This week is Spring Break for schools in Oregon and we figured a fun way to kick-off the Spring Break week was to take our kids to the Rock-and-Worship Road Show in Portland (http://www.therockandworshiproadshow.com). Which we did and the kids all agreed was AWESOME!
But the concert was on Sunday afternoon. I am a pastor. I don’t get off the church campus until after 1pm. Portland is nearly a 2 hour drive from us. We were convinced we could make it in time if we but hurried. At 2:07 p.m. we were loaded in the minivan and hauling. . .and I mean hauling. . .to Portland. I felt like I was living a Mario Kart race. The Wii has nothing on the real thing! About 45 minutes into my race, while I’m making my move to the outside, timing it so I could lane-change back in front of the car without breaking my speed or rear-ending the car in the outside lane, a car 5 lengths in front does the same move but goes all the way onto the shoulder kicking up a blanket of dirt, dust and rock. Muttering a few choice thoughts under my breath as I drive a hole through the dirt cloud, my heart skips several beats as I realize I just passed a Highway Patrol car. It was an Oregon State Trooper who had quickly pulled to the shoulder of the road.
I cast a squinted smile at my wife. We were going to be sooo busted.
Well as I blew by the Patrol Car, she quickly re-entered the race, positioning herself two cars behind me. And like a good pace car at the Indy 500, everyone behind her slowed to below the posted speed limit sign. It was only a matter of moments and it became my van (loaded with my family), the Highway Patrolman, and then everyone else lined up dutiful behind the patrol car in mocked obedience. I set the van on cruise at 3 mph faster than the posted speed limit, moved to the center lane and waited for judgment day. . .and waited. . .and waited. . .and waited.
For 15 miles we traveled like this. Oh the irony. I had just preached that morning on being a Model of Christ-likeness and how important it is for us to consistently be that Model.
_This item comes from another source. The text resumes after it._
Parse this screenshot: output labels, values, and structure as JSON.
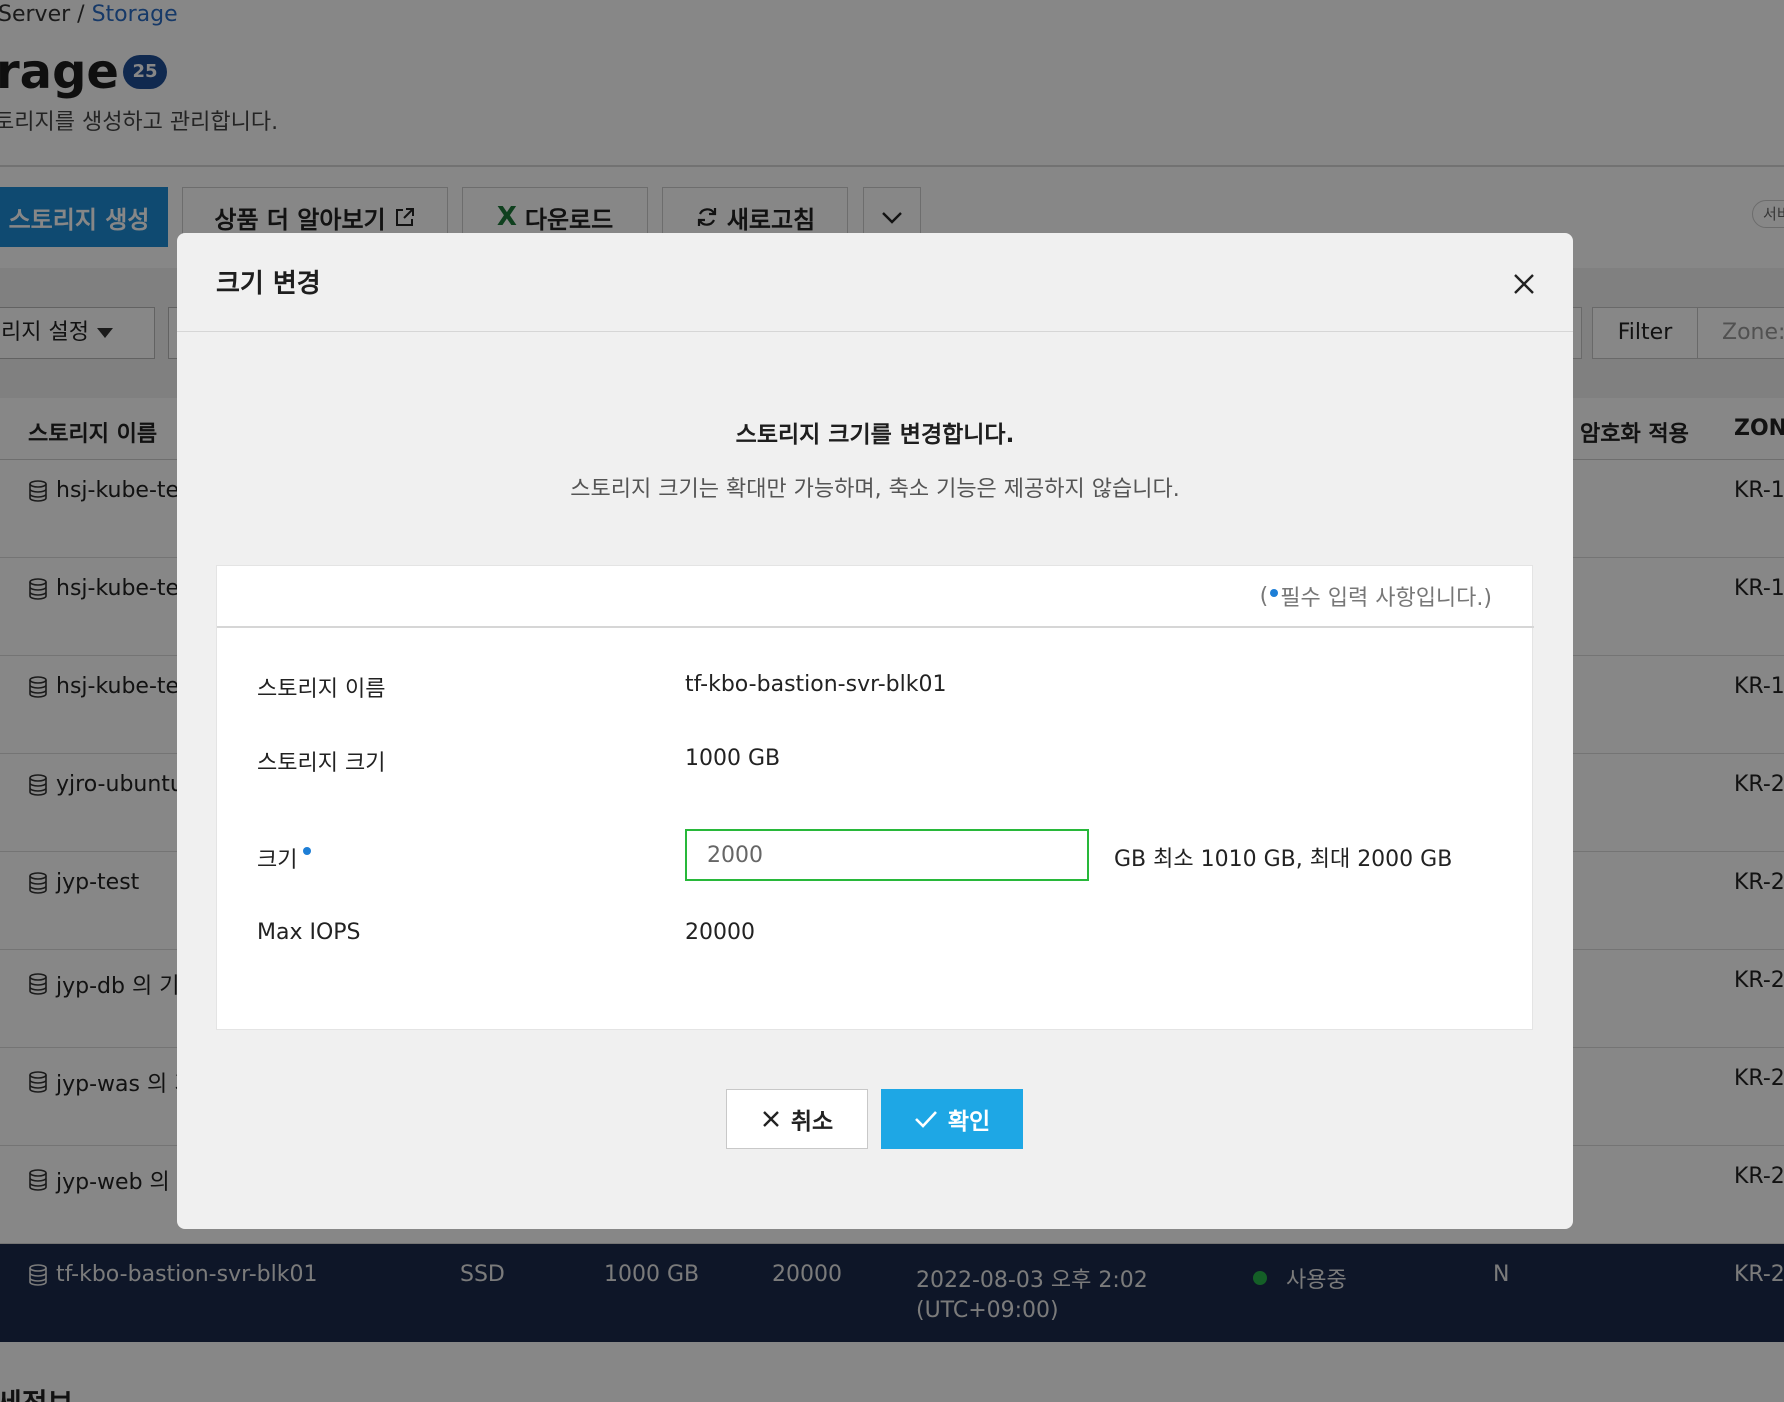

And here I was, in my rush, compromising the very character of the One whose name I profess. For 15 miles we reflected. I prayed. And the Spirit of God recalibrated my heart.
After 15 miles, poof! The patrol car pulled off the road leaving me to my thoughts and my driving record untarnished. But I had learned a valuable lesson: life lived in obedience to God is radical when it is lived obediently in the small things. That’s Kaleo Life.
What lesson on obedience has God taught you lately?